Task brief:
This exercise calls for a copy of every line in the listing below that carries the word "object".

<<<<

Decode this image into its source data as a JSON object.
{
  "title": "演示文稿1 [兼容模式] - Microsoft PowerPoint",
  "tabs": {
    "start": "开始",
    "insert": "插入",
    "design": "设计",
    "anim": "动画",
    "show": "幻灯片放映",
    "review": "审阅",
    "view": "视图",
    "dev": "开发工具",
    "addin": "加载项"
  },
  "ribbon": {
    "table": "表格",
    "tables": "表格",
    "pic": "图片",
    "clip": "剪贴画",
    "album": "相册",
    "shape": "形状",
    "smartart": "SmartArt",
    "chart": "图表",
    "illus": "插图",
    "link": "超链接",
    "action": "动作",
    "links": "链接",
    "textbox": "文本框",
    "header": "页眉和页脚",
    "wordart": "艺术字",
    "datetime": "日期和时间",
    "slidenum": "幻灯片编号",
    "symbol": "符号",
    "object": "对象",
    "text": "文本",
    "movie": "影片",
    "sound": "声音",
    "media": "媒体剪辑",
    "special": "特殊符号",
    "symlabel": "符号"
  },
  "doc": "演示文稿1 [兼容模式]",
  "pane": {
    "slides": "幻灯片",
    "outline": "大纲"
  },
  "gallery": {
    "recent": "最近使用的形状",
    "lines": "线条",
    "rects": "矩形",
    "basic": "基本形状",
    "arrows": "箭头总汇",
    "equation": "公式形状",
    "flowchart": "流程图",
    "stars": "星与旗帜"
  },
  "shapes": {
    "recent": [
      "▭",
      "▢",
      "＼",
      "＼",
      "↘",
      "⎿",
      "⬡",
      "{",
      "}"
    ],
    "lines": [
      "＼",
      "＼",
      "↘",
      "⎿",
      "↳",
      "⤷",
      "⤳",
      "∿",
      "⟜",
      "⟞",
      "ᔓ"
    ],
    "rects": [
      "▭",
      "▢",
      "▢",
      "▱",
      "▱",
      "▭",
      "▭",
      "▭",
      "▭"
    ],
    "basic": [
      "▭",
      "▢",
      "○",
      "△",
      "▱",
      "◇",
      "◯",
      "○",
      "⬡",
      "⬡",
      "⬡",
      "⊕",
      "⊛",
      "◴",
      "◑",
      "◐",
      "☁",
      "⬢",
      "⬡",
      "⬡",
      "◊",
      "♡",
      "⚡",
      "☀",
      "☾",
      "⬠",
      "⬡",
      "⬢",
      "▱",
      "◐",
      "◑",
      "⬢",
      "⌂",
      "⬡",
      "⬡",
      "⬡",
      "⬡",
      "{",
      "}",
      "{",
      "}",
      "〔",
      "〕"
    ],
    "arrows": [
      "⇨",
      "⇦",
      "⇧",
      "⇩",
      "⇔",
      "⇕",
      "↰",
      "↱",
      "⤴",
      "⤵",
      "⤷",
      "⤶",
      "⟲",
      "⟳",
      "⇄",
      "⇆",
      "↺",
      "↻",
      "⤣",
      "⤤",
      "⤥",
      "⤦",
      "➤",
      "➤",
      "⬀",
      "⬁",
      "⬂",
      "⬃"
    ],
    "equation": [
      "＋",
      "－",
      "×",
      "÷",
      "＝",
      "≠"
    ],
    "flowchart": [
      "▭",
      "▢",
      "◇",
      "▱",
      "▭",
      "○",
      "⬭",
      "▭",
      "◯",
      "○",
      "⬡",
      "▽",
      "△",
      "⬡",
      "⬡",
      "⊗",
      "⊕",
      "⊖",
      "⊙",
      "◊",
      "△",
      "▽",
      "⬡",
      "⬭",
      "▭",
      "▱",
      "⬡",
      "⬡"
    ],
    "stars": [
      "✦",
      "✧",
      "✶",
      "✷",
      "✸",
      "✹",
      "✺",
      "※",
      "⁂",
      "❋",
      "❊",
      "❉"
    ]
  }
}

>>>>

Answer space:
Decode this image into its source data as a JSON object.
    "object": "对象",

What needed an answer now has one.